House Panel Votes to End Bank Ownership Barriers
WASHINGTON -- The House Banking Committee voted decisively on Wednesday to repeal the laws that prevent banks from owning or affiliating with commercial and industrial companies.
If the measure is adopted, it will mark a historic break from the seperation of banking and other lines of commerce - an industry structure forged by the Depression-era Glass-Steagall Act and Bank Holding Company Act of 1956.
Banks Could Diversify
Industrial giants like General Motors Corp. and International Business Machines Corp. would be able to acquire banks, and commercial banks, in turn, would be able to reorganize their parent companies to diversify into any business they choose.
The committee's 32-to-20 vote was a major victory for the Bush administration, which fought a hard, uphill battle to include the repeal of ownership restrictions in its comprehensive reform proposal. The idea was widely proclaimed "dead on arrival" earlier this year when the Treasury Department floated it.
Several lawmakers who voted for it agreed with the Treasury's argument that eliminating the restrictions would bring badly needed capital into the industry.
However, the proposal still faces difficult tests. The Senate Banking Committee is believed to be more skeptical than its House counterpart. And the House Energy and Commerce Committee, which is expected to review the measure before it goes to the floor, is likely to opposed it.
A Bargaining Chip
The Treasury could use its victory as a bargaining chip with the Energy and Commerce committee, said Kenneth Guenther, executive vice president of the Independent Bankers Association of America, which wants to maintain the separation between banking and commerce.
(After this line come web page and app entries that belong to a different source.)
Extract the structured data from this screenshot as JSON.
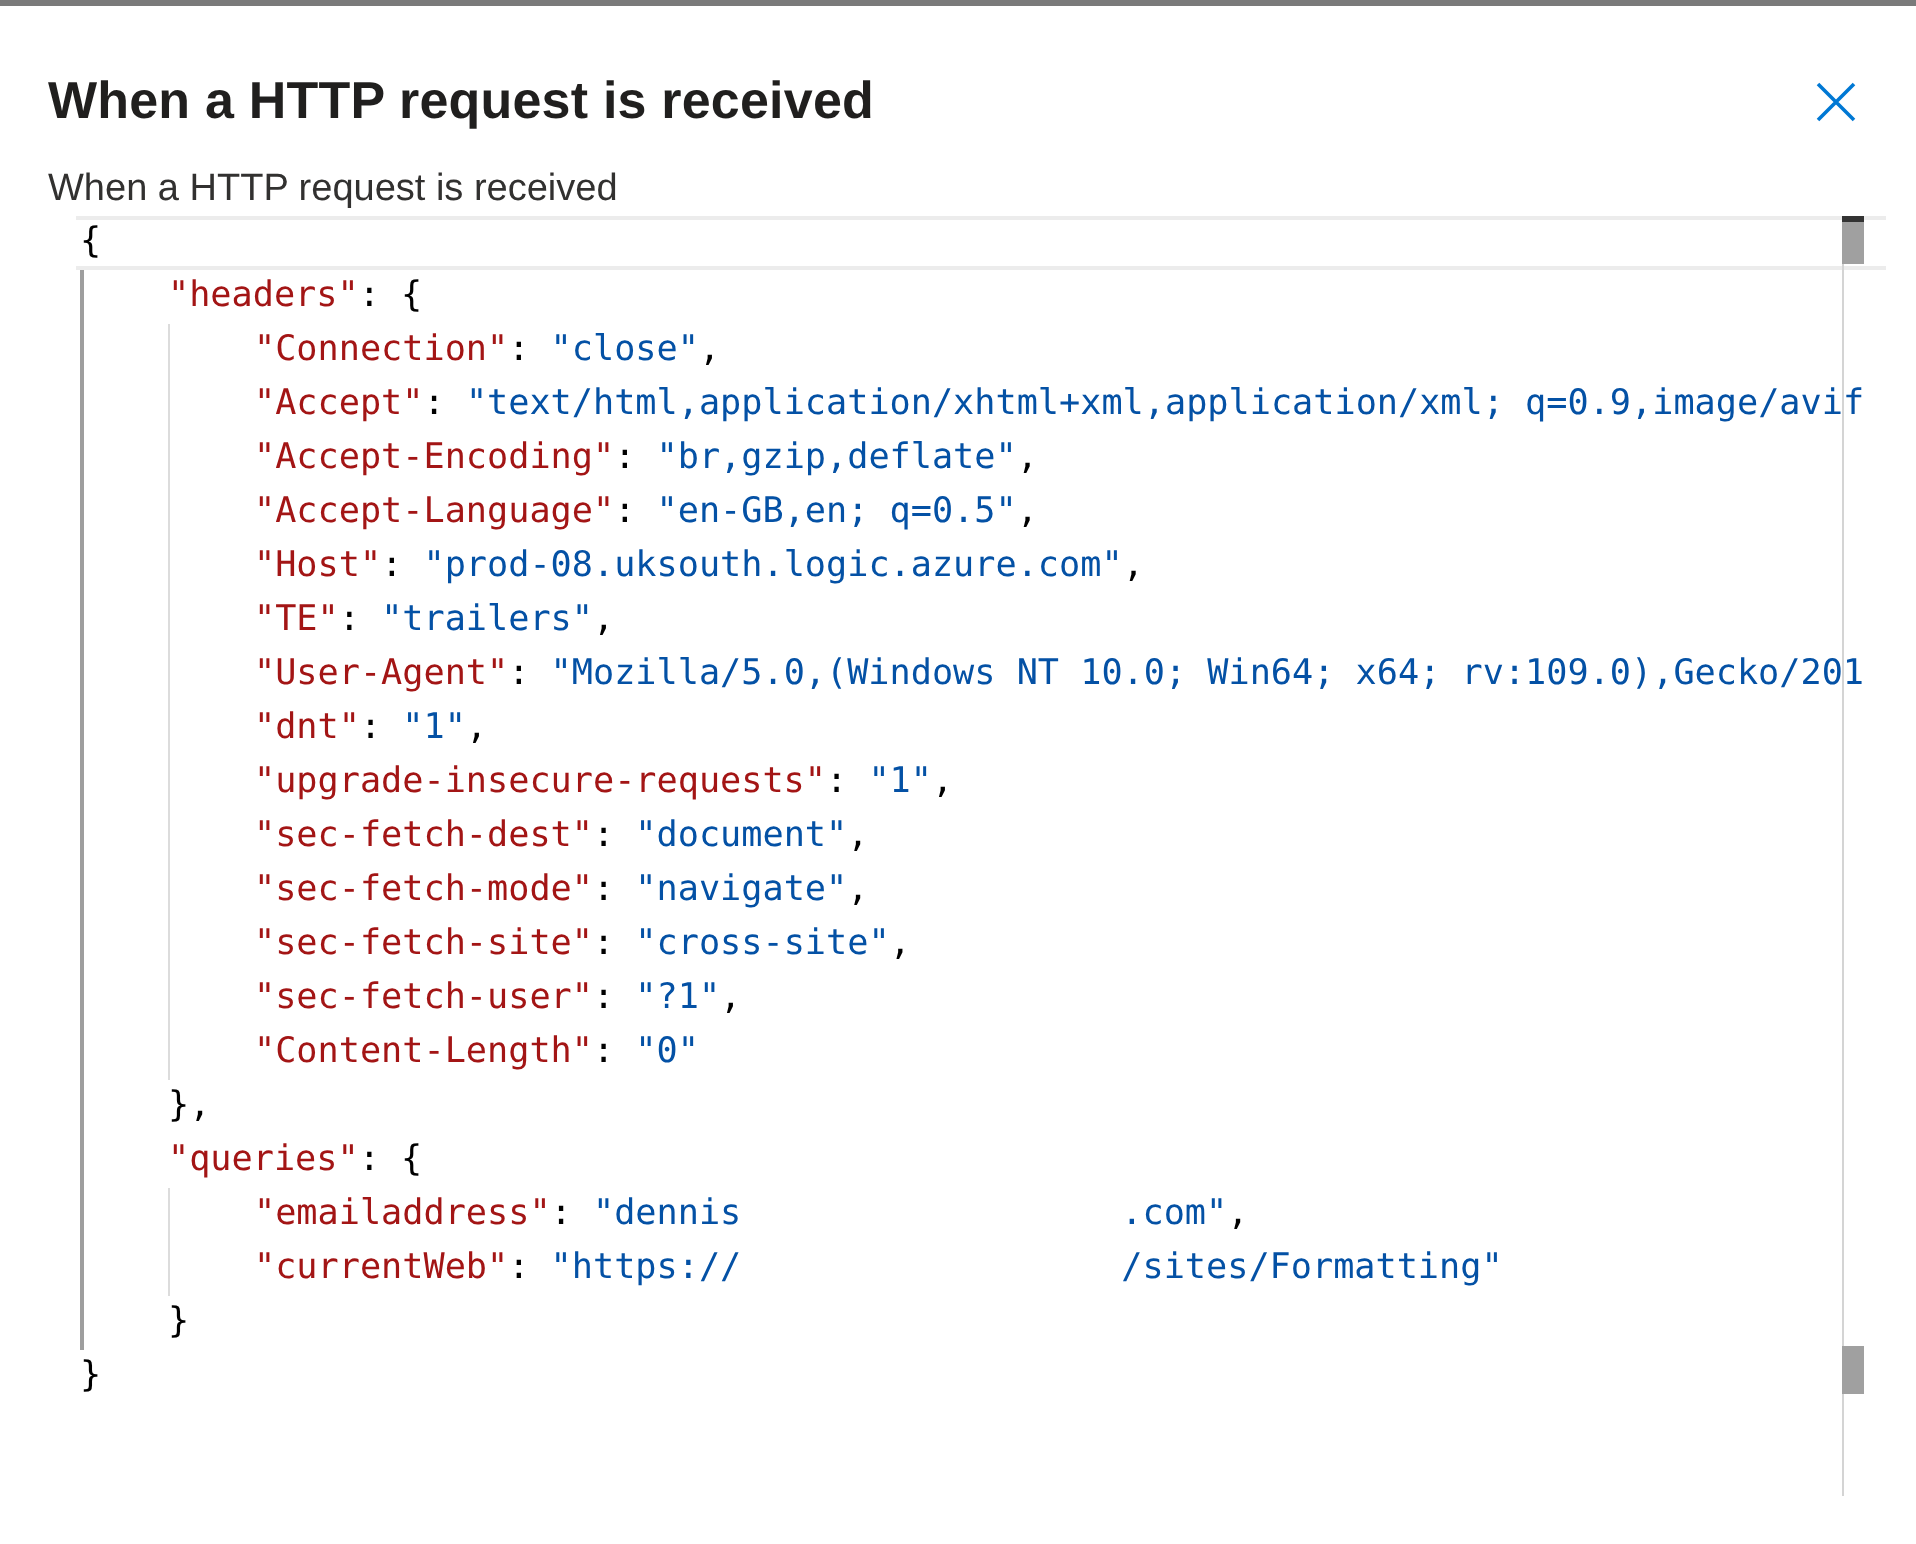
{
  "panel": {
    "title": "When a HTTP request is received",
    "subtitle": "When a HTTP request is received"
  },
  "code": [
    {
      "tokens": [
        {
          "kind": "punct",
          "text": "{"
        }
      ],
      "children": [
        {
          "tokens": [
            {
              "kind": "key",
              "text": "\"headers\""
            },
            {
              "kind": "punct",
              "text": ": {"
            }
          ],
          "children": [
            {
              "tokens": [
                {
                  "kind": "key",
                  "text": "\"Connection\""
                },
                {
                  "kind": "punct",
                  "text": ": "
                },
                {
                  "kind": "string",
                  "text": "\"close\""
                },
                {
                  "kind": "punct",
                  "text": ","
                }
              ]
            },
            {
              "tokens": [
                {
                  "kind": "key",
                  "text": "\"Accept\""
                },
                {
                  "kind": "punct",
                  "text": ": "
                },
                {
                  "kind": "string",
                  "text": "\"text/html,application/xhtml+xml,application/xml; q=0.9,image/avif"
                }
              ]
            },
            {
              "tokens": [
                {
                  "kind": "key",
                  "text": "\"Accept-Encoding\""
                },
                {
                  "kind": "punct",
                  "text": ": "
                },
                {
                  "kind": "string",
                  "text": "\"br,gzip,deflate\""
                },
                {
                  "kind": "punct",
                  "text": ","
                }
              ]
            },
            {
              "tokens": [
                {
                  "kind": "key",
                  "text": "\"Accept-Language\""
                },
                {
                  "kind": "punct",
                  "text": ": "
                },
                {
                  "kind": "string",
                  "text": "\"en-GB,en; q=0.5\""
                },
                {
                  "kind": "punct",
                  "text": ","
                }
              ]
            },
            {
              "tokens": [
                {
                  "kind": "key",
                  "text": "\"Host\""
                },
                {
                  "kind": "punct",
                  "text": ": "
                },
                {
                  "kind": "string",
                  "text": "\"prod-08.uksouth.logic.azure.com\""
                },
                {
                  "kind": "punct",
                  "text": ","
                }
              ]
            },
            {
              "tokens": [
                {
                  "kind": "key",
                  "text": "\"TE\""
                },
                {
                  "kind": "punct",
                  "text": ": "
                },
                {
                  "kind": "string",
                  "text": "\"trailers\""
                },
                {
                  "kind": "punct",
                  "text": ","
                }
              ]
            },
            {
              "tokens": [
                {
                  "kind": "key",
                  "text": "\"User-Agent\""
                },
                {
                  "kind": "punct",
                  "text": ": "
                },
                {
                  "kind": "string",
                  "text": "\"Mozilla/5.0,(Windows NT 10.0; Win64; x64; rv:109.0),Gecko/201"
                }
              ]
            },
            {
              "tokens": [
                {
                  "kind": "key",
                  "text": "\"dnt\""
                },
                {
                  "kind": "punct",
                  "text": ": "
                },
                {
                  "kind": "string",
                  "text": "\"1\""
                },
                {
                  "kind": "punct",
                  "text": ","
                }
              ]
            },
            {
              "tokens": [
                {
                  "kind": "key",
                  "text": "\"upgrade-insecure-requests\""
                },
                {
                  "kind": "punct",
                  "text": ": "
                },
                {
                  "kind": "string",
                  "text": "\"1\""
                },
                {
                  "kind": "punct",
                  "text": ","
                }
              ]
            },
            {
              "tokens": [
                {
                  "kind": "key",
                  "text": "\"sec-fetch-dest\""
                },
                {
                  "kind": "punct",
                  "text": ": "
                },
                {
                  "kind": "string",
                  "text": "\"document\""
                },
                {
                  "kind": "punct",
                  "text": ","
                }
              ]
            },
            {
              "tokens": [
                {
                  "kind": "key",
                  "text": "\"sec-fetch-mode\""
                },
                {
                  "kind": "punct",
                  "text": ": "
                },
                {
                  "kind": "string",
                  "text": "\"navigate\""
                },
                {
                  "kind": "punct",
                  "text": ","
                }
              ]
            },
            {
              "tokens": [
                {
                  "kind": "key",
                  "text": "\"sec-fetch-site\""
                },
                {
                  "kind": "punct",
                  "text": ": "
                },
                {
                  "kind": "string",
                  "text": "\"cross-site\""
                },
                {
                  "kind": "punct",
                  "text": ","
                }
              ]
            },
            {
              "tokens": [
                {
                  "kind": "key",
                  "text": "\"sec-fetch-user\""
                },
                {
                  "kind": "punct",
                  "text": ": "
                },
                {
                  "kind": "string",
                  "text": "\"?1\""
                },
                {
                  "kind": "punct",
                  "text": ","
                }
              ]
            },
            {
              "tokens": [
                {
                  "kind": "key",
                  "text": "\"Content-Length\""
                },
                {
                  "kind": "punct",
                  "text": ": "
                },
                {
                  "kind": "string",
                  "text": "\"0\""
                }
              ]
            }
          ]
        },
        {
          "tokens": [
            {
              "kind": "punct",
              "text": "},"
            }
          ]
        },
        {
          "tokens": [
            {
              "kind": "key",
              "text": "\"queries\""
            },
            {
              "kind": "punct",
              "text": ": {"
            }
          ],
          "children": [
            {
              "tokens": [
                {
                  "kind": "key",
                  "text": "\"emailaddress\""
                },
                {
                  "kind": "punct",
                  "text": ": "
                },
                {
                  "kind": "string",
                  "text": "\"dennis"
                },
                {
                  "kind": "redacted"
                },
                {
                  "kind": "string",
                  "text": ".com\""
                },
                {
                  "kind": "punct",
                  "text": ","
                }
              ]
            },
            {
              "tokens": [
                {
                  "kind": "key",
                  "text": "\"currentWeb\""
                },
                {
                  "kind": "punct",
                  "text": ": "
                },
                {
                  "kind": "string",
                  "text": "\"https://"
                },
                {
                  "kind": "redacted"
                },
                {
                  "kind": "string",
                  "text": "/sites/Formatting\""
                }
              ]
            }
          ]
        },
        {
          "tokens": [
            {
              "kind": "punct",
              "text": "}"
            }
          ]
        }
      ]
    },
    {
      "tokens": [
        {
          "kind": "punct",
          "text": "}"
        }
      ]
    }
  ]
}
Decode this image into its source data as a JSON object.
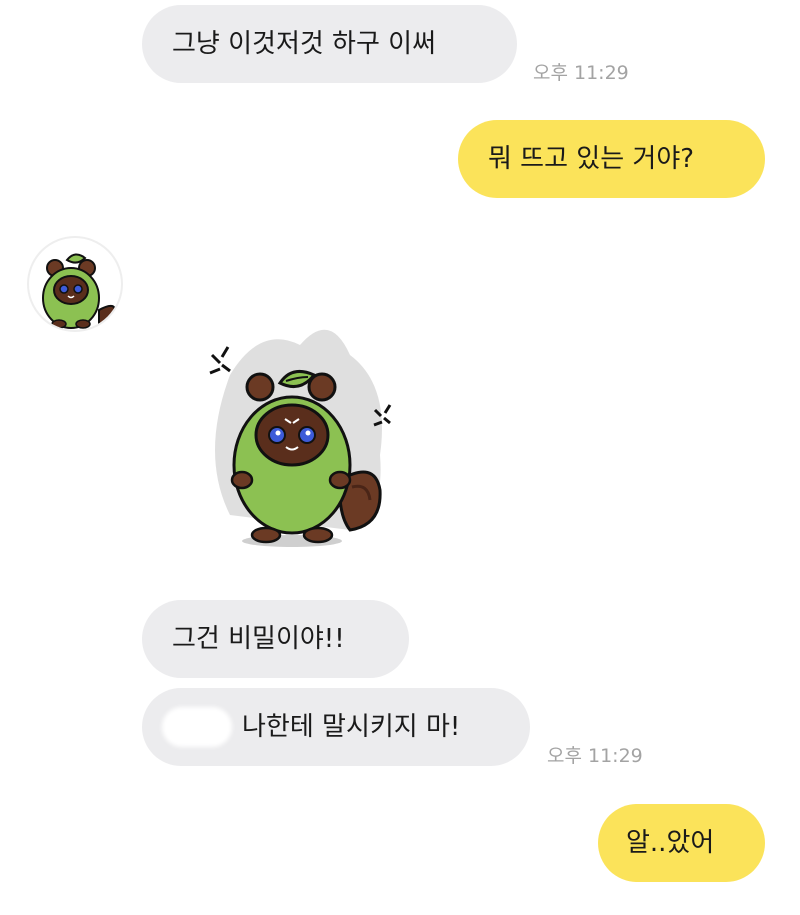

The treasury may now have leverage to influence other provisions, such as the terms under which banks would be permitted to underwrite and sell securities.
Mr. Guenther added that House Speaker Thomas S. Foley, in meeting with IBAA representatives Tuesday, said he intended to let many of the more important controversies be decided on the House floor.
A congressman who sits on both the Banking and the Energy and Commerce panels - Rep. Jim Slattery, D-Kan. - denounced the proposal before Wednesday's vote, warning that bank regulators are not equal to the task of dealing with the large, complicated organizations that the bill would spawn.
Capital Need Questioned
Mr. Slattery also disputed proponents' argument about the need for capital. "There is not a capital shortage when you are talking about good, well-managed banks," he said. "There is a capital shortage when you talk about the deadbeats."
Rep. John D. Dingell, the Michigan Democrat who chairs Energy and Commerce, declined to comment on Wednesday's vote but said he expects the House leadership to give him as much time to work with the legislation as the banking committee was given.
The timing issue is important, because pressure is likely to build toward th end of the summer to split off measures recapitalizing the Bank Insurance Fund from the rest of the bill. The Treasury is concerned that without the BIF measure, Congress will feel no pressure to move on the broader package.
Some Converts Made
But the Treasury has shown itself capable of moving votes even on difficult issues. On the repeal of cross-ownership restrictions, the administration gained support from members who previously expressed opposition, including Rep. Chalmers Wylie, R-Ohio, and Rep. Bill McCollum, R-Fla.
Wednesday's vote came on an amendment offered by Rep. Jim Leach, R-Iowa, to strike the Treasury's language from the bill. He saw it as "an open invitation for every foreign enterprises to buy into American banks." If enacted, he said, it would encourage "Toyota and Nissan to buy into the American banking system."
Treasury's supporters argued that the banking-commerce barrier was breached long ago. Nonfinancial concerns such as Ford Motor Co. amd Sears, Roebuck and Co. have acquired companies active banking-related fields.
"AT&T wants me to have a credit card - not to charge telephone calls, but to charge anything," said Rep. Thomas R. Carper, D-Del. "Sears wants me to Discover America," he added, alluding to the retailer's general-purpose credit card.
Edward L. Yingling, chief lobbyist for the American Bankers Association, said the ABA urged the House Banking Committee to drop the administration provision from the bill, fearing it would add too much weight for the legislative package to carry.
Skeptical od Survival
"When I look at Energy and Commerce, and look at the Senate Banking Committee, its hard to believe this will survive," he added.
Also on Wednesday, the banking committee also ratified a compromise worked out with the Federal Reserve to limit access to the discount window.
Under the compromise, the Fed would be exposed to losses if it continued to lend to an unfercapitalized institution for more than 60 days.
The risk of losses is expected to prevent the Fed from using its discount window to keep weak institutions afloat, as critics charge it has done.